> _What is required_
Type out every line of the data again, exactly.

Dataset rows describing interfaces
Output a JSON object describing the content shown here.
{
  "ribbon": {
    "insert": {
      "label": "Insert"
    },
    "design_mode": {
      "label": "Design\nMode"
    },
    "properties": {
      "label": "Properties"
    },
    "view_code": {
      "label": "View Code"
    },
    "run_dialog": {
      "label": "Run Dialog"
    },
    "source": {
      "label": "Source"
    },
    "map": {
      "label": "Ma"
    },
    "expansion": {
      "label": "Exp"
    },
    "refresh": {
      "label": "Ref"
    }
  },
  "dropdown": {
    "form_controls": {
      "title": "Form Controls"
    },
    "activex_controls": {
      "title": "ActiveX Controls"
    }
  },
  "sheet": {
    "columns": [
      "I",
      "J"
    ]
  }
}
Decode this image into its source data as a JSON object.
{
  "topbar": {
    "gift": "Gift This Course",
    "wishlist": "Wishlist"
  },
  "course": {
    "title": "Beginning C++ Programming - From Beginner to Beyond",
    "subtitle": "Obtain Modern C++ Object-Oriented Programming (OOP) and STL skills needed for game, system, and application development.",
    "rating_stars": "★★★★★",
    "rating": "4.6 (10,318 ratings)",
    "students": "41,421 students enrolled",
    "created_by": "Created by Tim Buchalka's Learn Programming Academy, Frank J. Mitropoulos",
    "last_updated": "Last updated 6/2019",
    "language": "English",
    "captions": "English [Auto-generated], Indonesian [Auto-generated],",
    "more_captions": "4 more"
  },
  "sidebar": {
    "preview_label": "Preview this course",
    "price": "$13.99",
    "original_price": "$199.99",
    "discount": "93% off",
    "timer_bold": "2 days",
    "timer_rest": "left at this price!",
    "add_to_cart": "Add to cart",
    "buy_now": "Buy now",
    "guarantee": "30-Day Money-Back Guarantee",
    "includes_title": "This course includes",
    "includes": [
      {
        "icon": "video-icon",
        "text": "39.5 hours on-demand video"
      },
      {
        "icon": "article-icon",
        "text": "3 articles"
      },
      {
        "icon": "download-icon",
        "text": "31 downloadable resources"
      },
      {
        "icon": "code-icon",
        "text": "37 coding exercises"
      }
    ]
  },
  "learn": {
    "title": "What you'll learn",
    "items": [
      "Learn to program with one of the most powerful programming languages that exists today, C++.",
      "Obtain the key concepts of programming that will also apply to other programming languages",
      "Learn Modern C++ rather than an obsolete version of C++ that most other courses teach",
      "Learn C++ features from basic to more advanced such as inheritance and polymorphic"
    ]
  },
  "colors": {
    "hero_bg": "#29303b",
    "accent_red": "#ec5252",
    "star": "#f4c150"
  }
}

> _Solution for this task_
Output a JSON object describing the content shown here.
{
  "ribbon": {
    "insert": {
      "label": "Insert"
    },
    "design_mode": {
      "label": "Design\nMode"
    },
    "properties": {
      "label": "Properties"
    },
    "view_code": {
      "label": "View Code"
    },
    "run_dialog": {
      "label": "Run Dialog"
    },
    "source": {
      "label": "Source"
    },
    "map": {
      "label": "Ma"
    },
    "expansion": {
      "label": "Exp"
    },
    "refresh": {
      "label": "Ref"
    }
  },
  "dropdown": {
    "form_controls": {
      "title": "Form Controls"
    },
    "activex_controls": {
      "title": "ActiveX Controls"
    }
  },
  "sheet": {
    "columns": [
      "I",
      "J"
    ]
  }
}
Decode this image into its source data as a JSON object.
{
  "topbar": {
    "gift": "Gift This Course",
    "wishlist": "Wishlist"
  },
  "course": {
    "title": "Beginning C++ Programming - From Beginner to Beyond",
    "subtitle": "Obtain Modern C++ Object-Oriented Programming (OOP) and STL skills needed for game, system, and application development.",
    "rating_stars": "★★★★★",
    "rating": "4.6 (10,318 ratings)",
    "students": "41,421 students enrolled",
    "created_by": "Created by Tim Buchalka's Learn Programming Academy, Frank J. Mitropoulos",
    "last_updated": "Last updated 6/2019",
    "language": "English",
    "captions": "English [Auto-generated], Indonesian [Auto-generated],",
    "more_captions": "4 more"
  },
  "sidebar": {
    "preview_label": "Preview this course",
    "price": "$13.99",
    "original_price": "$199.99",
    "discount": "93% off",
    "timer_bold": "2 days",
    "timer_rest": "left at this price!",
    "add_to_cart": "Add to cart",
    "buy_now": "Buy now",
    "guarantee": "30-Day Money-Back Guarantee",
    "includes_title": "This course includes",
    "includes": [
      {
        "icon": "video-icon",
        "text": "39.5 hours on-demand video"
      },
      {
        "icon": "article-icon",
        "text": "3 articles"
      },
      {
        "icon": "download-icon",
        "text": "31 downloadable resources"
      },
      {
        "icon": "code-icon",
        "text": "37 coding exercises"
      }
    ]
  },
  "learn": {
    "title": "What you'll learn",
    "items": [
      "Learn to program with one of the most powerful programming languages that exists today, C++.",
      "Obtain the key concepts of programming that will also apply to other programming languages",
      "Learn Modern C++ rather than an obsolete version of C++ that most other courses teach",
      "Learn C++ features from basic to more advanced such as inheritance and polymorphic"
    ]
  },
  "colors": {
    "hero_bg": "#29303b",
    "accent_red": "#ec5252",
    "star": "#f4c150"
  }
}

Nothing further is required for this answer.